- **What is needed**
The whole listing below is to be returned without alteration.

● ● ●

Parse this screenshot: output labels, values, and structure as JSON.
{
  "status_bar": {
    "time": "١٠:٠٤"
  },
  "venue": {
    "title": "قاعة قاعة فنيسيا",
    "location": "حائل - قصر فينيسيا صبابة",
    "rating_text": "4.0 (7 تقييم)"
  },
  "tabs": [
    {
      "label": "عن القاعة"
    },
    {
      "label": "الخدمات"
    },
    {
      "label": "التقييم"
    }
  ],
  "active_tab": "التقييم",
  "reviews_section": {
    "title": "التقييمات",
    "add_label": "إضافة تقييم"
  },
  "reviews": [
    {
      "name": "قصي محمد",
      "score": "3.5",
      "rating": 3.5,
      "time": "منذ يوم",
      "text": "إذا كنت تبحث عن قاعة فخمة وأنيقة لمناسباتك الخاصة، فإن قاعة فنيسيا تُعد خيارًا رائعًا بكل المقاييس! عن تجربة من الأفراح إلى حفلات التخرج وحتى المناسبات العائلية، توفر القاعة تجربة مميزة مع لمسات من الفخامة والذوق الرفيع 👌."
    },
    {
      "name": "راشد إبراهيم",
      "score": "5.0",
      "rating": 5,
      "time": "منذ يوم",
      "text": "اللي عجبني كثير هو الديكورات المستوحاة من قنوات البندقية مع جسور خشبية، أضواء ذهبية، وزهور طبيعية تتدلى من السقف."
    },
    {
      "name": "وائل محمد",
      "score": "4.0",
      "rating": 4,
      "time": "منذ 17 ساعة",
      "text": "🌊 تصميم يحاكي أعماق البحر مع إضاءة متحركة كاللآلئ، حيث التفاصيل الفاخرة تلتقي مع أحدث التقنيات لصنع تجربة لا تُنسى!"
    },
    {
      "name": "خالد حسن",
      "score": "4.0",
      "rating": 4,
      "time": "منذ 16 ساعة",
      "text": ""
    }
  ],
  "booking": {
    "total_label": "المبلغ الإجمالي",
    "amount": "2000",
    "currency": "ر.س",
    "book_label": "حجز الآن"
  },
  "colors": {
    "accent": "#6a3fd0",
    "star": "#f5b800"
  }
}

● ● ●

- **Output of the exercise**
Parse this screenshot: output labels, values, and structure as JSON.
{
  "status_bar": {
    "time": "١٠:٠٤"
  },
  "venue": {
    "title": "قاعة قاعة فنيسيا",
    "location": "حائل - قصر فينيسيا صبابة",
    "rating_text": "4.0 (7 تقييم)"
  },
  "tabs": [
    {
      "label": "عن القاعة"
    },
    {
      "label": "الخدمات"
    },
    {
      "label": "التقييم"
    }
  ],
  "active_tab": "التقييم",
  "reviews_section": {
    "title": "التقييمات",
    "add_label": "إضافة تقييم"
  },
  "reviews": [
    {
      "name": "قصي محمد",
      "score": "3.5",
      "rating": 3.5,
      "time": "منذ يوم",
      "text": "إذا كنت تبحث عن قاعة فخمة وأنيقة لمناسباتك الخاصة، فإن قاعة فنيسيا تُعد خيارًا رائعًا بكل المقاييس! عن تجربة من الأفراح إلى حفلات التخرج وحتى المناسبات العائلية، توفر القاعة تجربة مميزة مع لمسات من الفخامة والذوق الرفيع 👌."
    },
    {
      "name": "راشد إبراهيم",
      "score": "5.0",
      "rating": 5,
      "time": "منذ يوم",
      "text": "اللي عجبني كثير هو الديكورات المستوحاة من قنوات البندقية مع جسور خشبية، أضواء ذهبية، وزهور طبيعية تتدلى من السقف."
    },
    {
      "name": "وائل محمد",
      "score": "4.0",
      "rating": 4,
      "time": "منذ 17 ساعة",
      "text": "🌊 تصميم يحاكي أعماق البحر مع إضاءة متحركة كاللآلئ، حيث التفاصيل الفاخرة تلتقي مع أحدث التقنيات لصنع تجربة لا تُنسى!"
    },
    {
      "name": "خالد حسن",
      "score": "4.0",
      "rating": 4,
      "time": "منذ 16 ساعة",
      "text": ""
    }
  ],
  "booking": {
    "total_label": "المبلغ الإجمالي",
    "amount": "2000",
    "currency": "ر.س",
    "book_label": "حجز الآن"
  },
  "colors": {
    "accent": "#6a3fd0",
    "star": "#f5b800"
  }
}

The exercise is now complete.